They gave an overall reproduction number of 0.57 — between 0.45 and 0.72 — but did not reveal how this changed over the month.
The estimates are different to those made by the Office for National Statistics, which swabbed a lower number of 14,599 people in 7,054 households across the country.
ONS said 0.27 per cent of the population were infected on May 14, and 0.25 per cent on May 21.
It also estimated the reproduction rate of the virus between 0.7 and 1, meaning every infected person passes the disease on to seven and 10 others, on average.
Calculations can vary between scientific groups depending on how many people they swab and when.
Imperial College London showed about 69 per cent of those who tested positive reported no symptoms on the day of the test or the previous week, though they may have developed symptoms later.
The report provides an insight into who was infected with the virus between May 1 and June 1, comparing geography, age, sex, ethnicity, key worker status and symptoms.
Beyond the diminished rate of infection, the research found young adults aged 18 to 24 were more likely to test positive than other age groups.
‘Young adults appear to have maintained higher levels of social contact than other age groups during the lockdown period in England, while older age groups may have effectively shielded,’ the authors wrote in their pre-print paper.
This reinforced the need for this age group to adhere to social distancing measures to protect vulnerable friends and family, the press release from the Department of Health said.
Those who were over 65 years were the least likely to test positive. But the risks to them if they do are far greater, with a higher likelihood of severe illness and potentially death.
People of Asian ethnicity, predominantly South Asian in this study cohort, were almost twice as likely to test positive than those of white ethnicity.
The finding is in line with mounting evidence that Black, Asian and minority ethnic groups (BAME) are being hit hardest by Covid-19.
South Asians are 20 per cent more likely to die of after being admitted to hospital than white people, according to findings from University of Edinburgh last month.
The prevalence of infection across in England was highest among care home workers, 0.71 per cent, followed by health care workers 0.47 per cent.
Both types of roles involve high exposure to the coronavirus. And studies suggest healthcare workers from BAME backgrounds are twice as likely to catch coronavirus.
The report also showed anyone who had recent contact with a known Covid-19 case was 24 times more likely to test positive than those with no such contact.
It emphasises the importance of contact tracing — seeking anyone who has been in close proximity to a positive Covid-19 case — in keeping the spread of the virus under control.

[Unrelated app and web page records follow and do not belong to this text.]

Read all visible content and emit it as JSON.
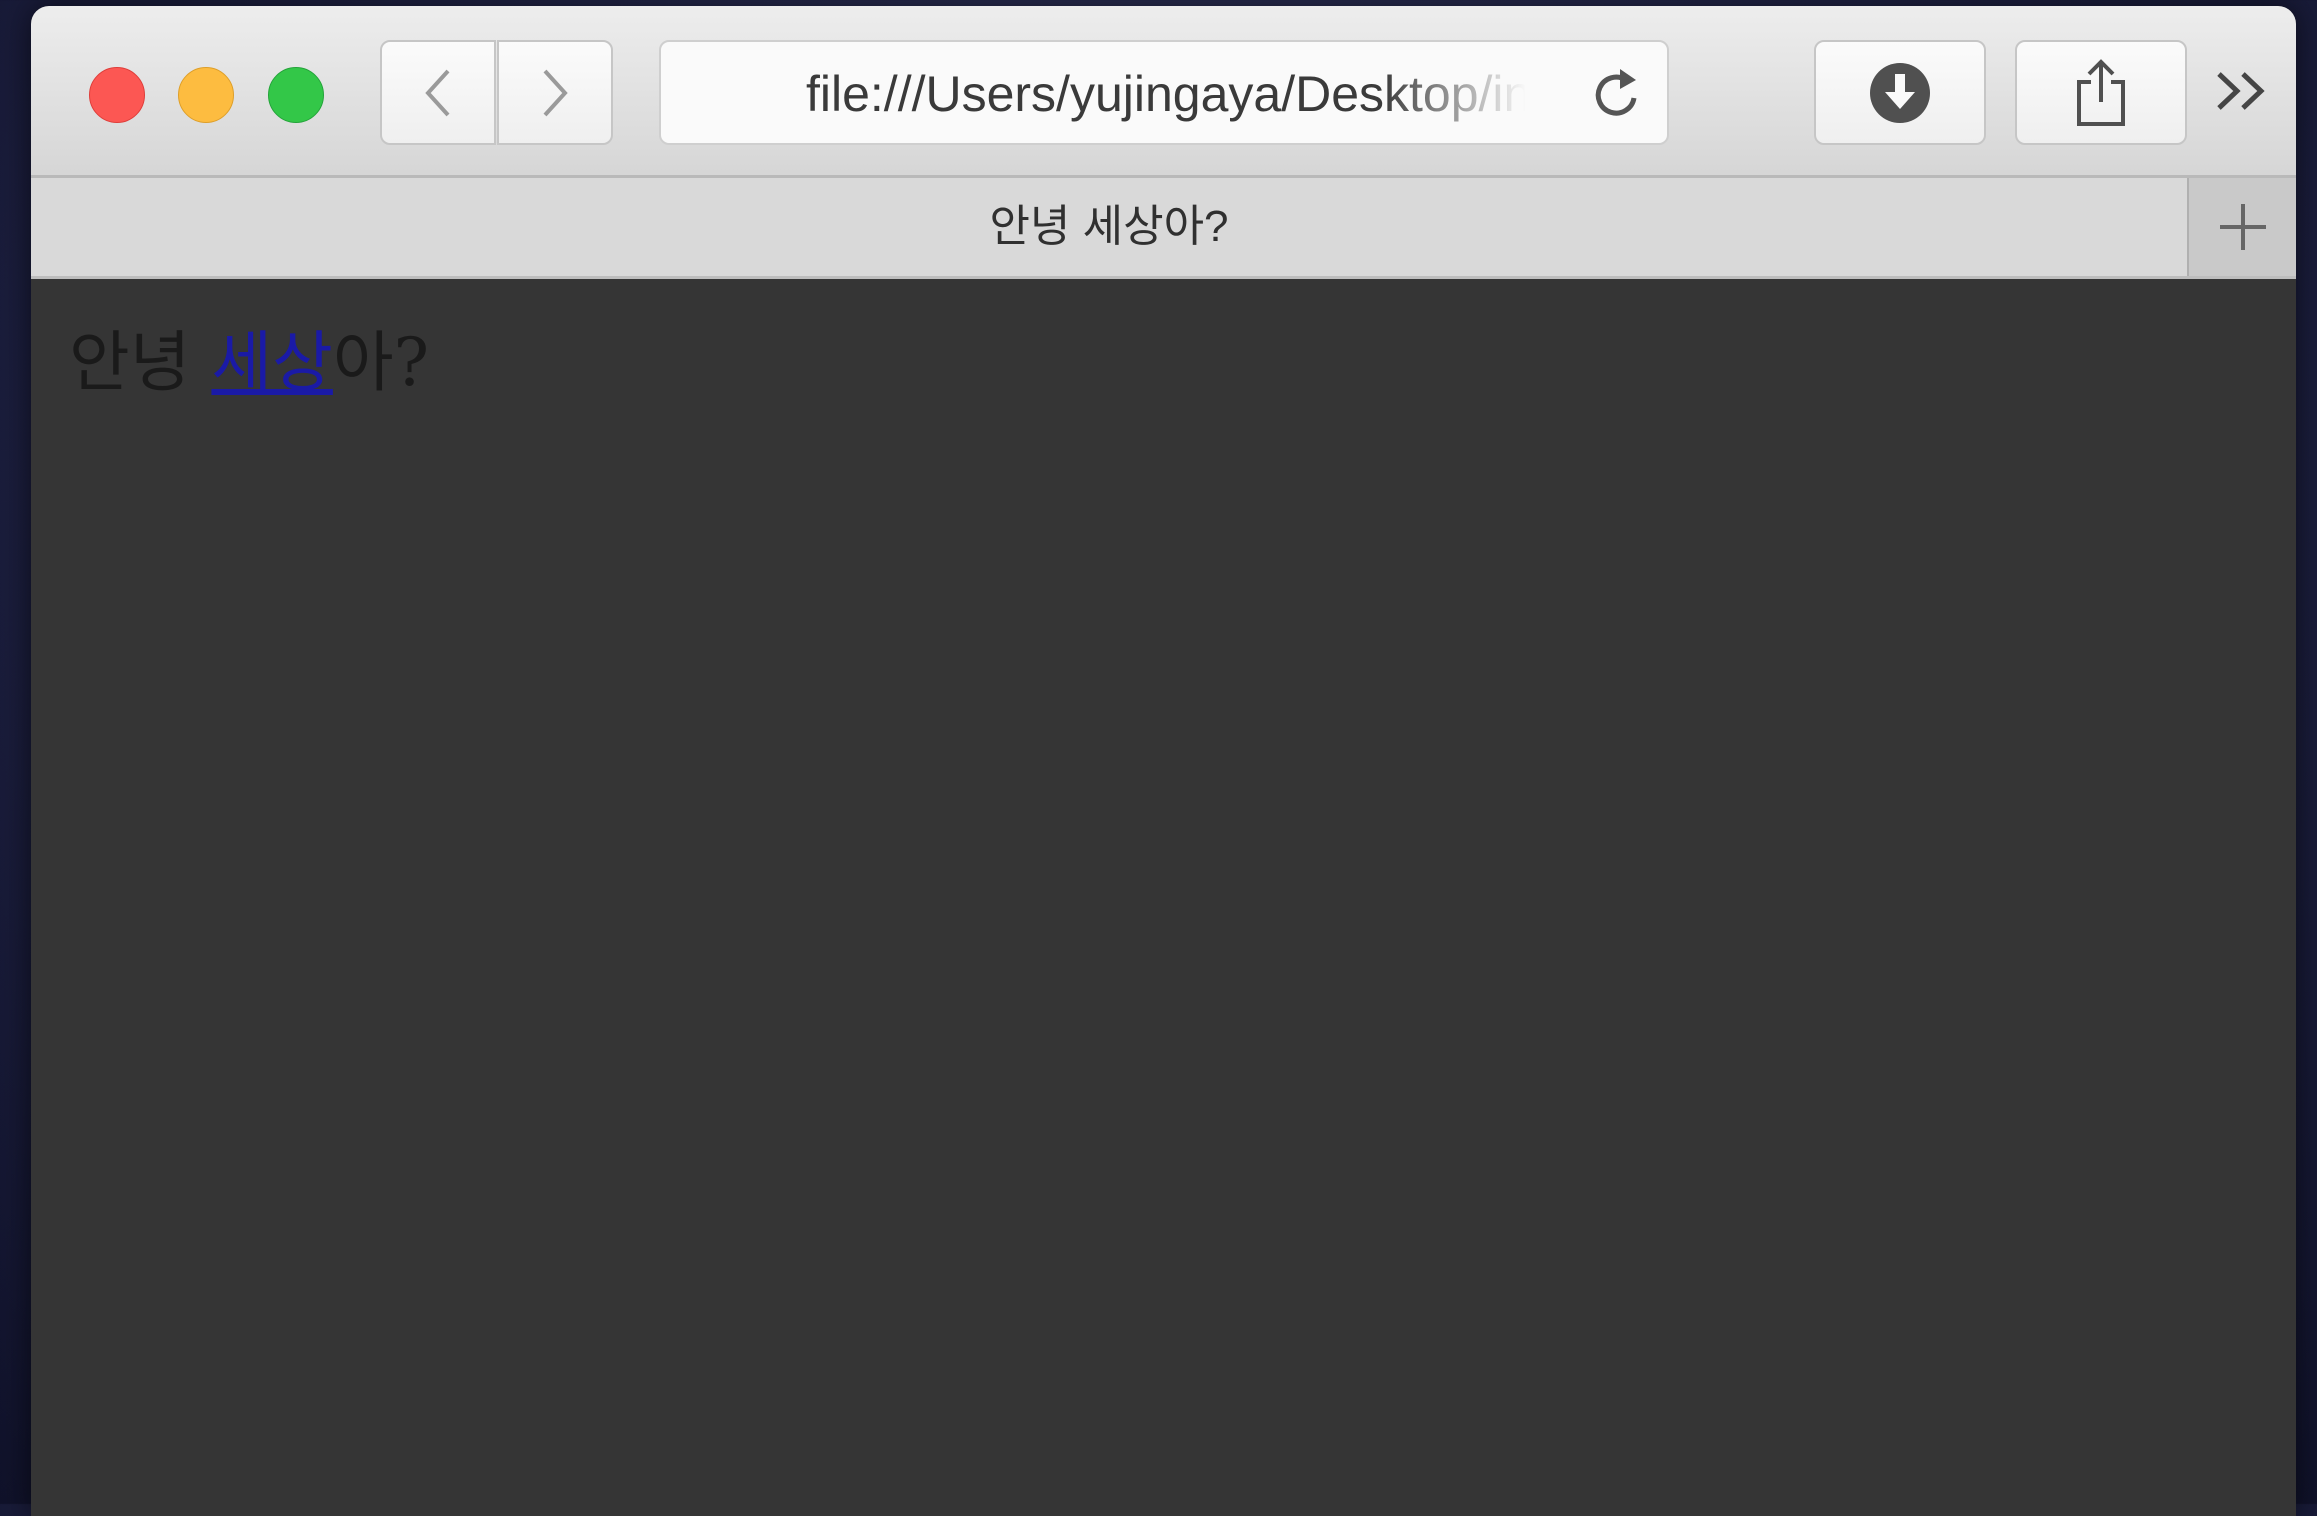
{
  "browser": {
    "url": "file:///Users/yujingaya/Desktop/index.html",
    "tab_title": "안녕 세상아?"
  },
  "toolbar_icons": {
    "back": "chevron-left-icon",
    "forward": "chevron-right-icon",
    "reload": "reload-icon",
    "downloads": "download-icon",
    "share": "share-icon",
    "overflow": "double-chevron-right-icon",
    "new_tab": "plus-icon"
  },
  "page": {
    "heading_before": "안녕 ",
    "heading_link": "세상",
    "heading_after": "아?"
  },
  "colors": {
    "page_background": "#353535",
    "link": "#1a1aa6",
    "close": "#fc5753",
    "minimize": "#fdbc40",
    "maximize": "#33c748"
  }
}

The study will now undergo peer review before a final report is published, according to the Department of Health.
Plans are currently underway for a second large-scale study, which will use antibody tests to determine how much of the general public has been infected with Covid-19 in the past.
Professor Paul Elliott, FMedSci, director of the programme at Imperial College London, said: ‘Community testing is a vital step in ongoing efforts to mitigate the pandemic, but to be successful this must be based on robust scientific evidence and sound statistics. T
‘Through this surveillance programme with DHSC and Ipsos MORI we’re gathering the critical knowledge base necessary to underpin community testing and facilitate a greater understanding of the prevalence of Covid-19 in every corner of England.’